    Eric – please leave the insults at home, or say who you are, and what your motivations are for such a bile flush. My guess at this time is “troll”, but I could be wrong, you could be the German dude who also spilled bile on my blog until I sent his IPs to goatse…

    We got funding from Swisscom. We got funding from Benchmark (later Balderton) – not exactly a small fund. I guess they must have seen something, and we must have done -something- right.

    Finally, who says Whisher failed? It may have failed as a company (and a big factor in that has recently transpired), but the product lives on at, with a new team, and new aims. If purchased the technology, they must have seen something in it, if it was so bug-ridden, they would have built their own, don’t you think?

    Anyway, it’s pointless arguing with braindead people like you, so I hope you live a happy life behind your keyboard, buh bye!

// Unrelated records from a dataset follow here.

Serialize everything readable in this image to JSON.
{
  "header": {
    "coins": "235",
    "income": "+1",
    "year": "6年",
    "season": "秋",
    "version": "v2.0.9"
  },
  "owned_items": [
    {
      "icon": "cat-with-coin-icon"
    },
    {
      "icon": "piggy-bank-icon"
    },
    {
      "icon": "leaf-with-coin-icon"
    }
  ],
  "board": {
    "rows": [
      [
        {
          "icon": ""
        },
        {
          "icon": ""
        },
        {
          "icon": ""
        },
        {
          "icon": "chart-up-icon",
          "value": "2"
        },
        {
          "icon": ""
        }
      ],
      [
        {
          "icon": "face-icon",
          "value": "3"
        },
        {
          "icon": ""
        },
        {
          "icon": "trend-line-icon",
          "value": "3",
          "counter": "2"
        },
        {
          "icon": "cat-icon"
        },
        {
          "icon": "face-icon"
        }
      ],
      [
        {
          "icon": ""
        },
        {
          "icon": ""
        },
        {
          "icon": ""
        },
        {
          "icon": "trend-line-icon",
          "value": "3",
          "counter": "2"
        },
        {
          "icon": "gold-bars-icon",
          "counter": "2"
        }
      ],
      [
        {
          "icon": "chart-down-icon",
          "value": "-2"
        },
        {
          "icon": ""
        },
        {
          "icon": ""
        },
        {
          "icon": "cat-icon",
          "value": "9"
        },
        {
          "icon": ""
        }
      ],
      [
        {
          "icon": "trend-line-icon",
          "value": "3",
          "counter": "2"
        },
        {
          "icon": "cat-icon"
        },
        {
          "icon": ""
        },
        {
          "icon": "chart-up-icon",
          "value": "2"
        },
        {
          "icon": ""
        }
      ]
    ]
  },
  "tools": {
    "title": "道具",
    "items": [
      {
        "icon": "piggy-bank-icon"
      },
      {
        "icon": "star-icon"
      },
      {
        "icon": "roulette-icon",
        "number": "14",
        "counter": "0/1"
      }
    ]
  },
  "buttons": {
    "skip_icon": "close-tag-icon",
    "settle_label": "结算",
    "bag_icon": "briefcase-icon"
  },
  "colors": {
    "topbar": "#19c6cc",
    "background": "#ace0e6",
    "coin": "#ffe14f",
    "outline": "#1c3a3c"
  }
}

  7. Eric E

    Well it is really no surprise to me. It was a joke from day one if you followed the whole sordid story. Now with the accusations of fraud it puts the cherry on the cake.

    I could never understand why Swisscom would consider backing such a feeble product, with talentless developers and management. I can only think that they gave a tiny amount of money to it, and that “Whisher” attempted to say “look at us! Swisscom fund us!!” to make them look important.

    Glad to see it failed, as it was a lame product, bug ridden and badly managed by a team who thought they had some vague idea of what the public wanted… fools

  8. Arnon: when the monthly burn doesn’t exceed a reasonable amount for the company structure, and the invoices look legit to an auditor, it’s very hard to detect such a scheme. Before a sale, for example, burn is reduced to a minimum, and this is when odd expenses can be spotted. In other cases, it’s necessary to get the input and do fact-checking with other people at the company not involved with the finances, in which case unexplained payments can also be spotted. It is also easier to spot that something is wrong when the embezzler doesn’t change his lifestyle and starts buying Ferraris, but rather doesn’t spend the money.

  9. Arnon Kohavi

    What I never understand in these cases, is how the investors who sat on the board, SwissCom and Balderton (formerly Benchmark Europe) did not see it happening and supervise it. The board’s job is to make sure these things do not happen, even in a private company.

    • Jesse Kopelman

      You can ask the same question of any failed company, even when criminal malfeasance isn’t involved. A major failing of our corporate structures is that boards have great power, but no responsibility. This is a much bigger issue than executive compensation and one I wish governments would tackle. Indeed, if boards were handed some real accountability to shareholders and employees, the executive compensation issues would fix themselves — as these things are decided by the BOD!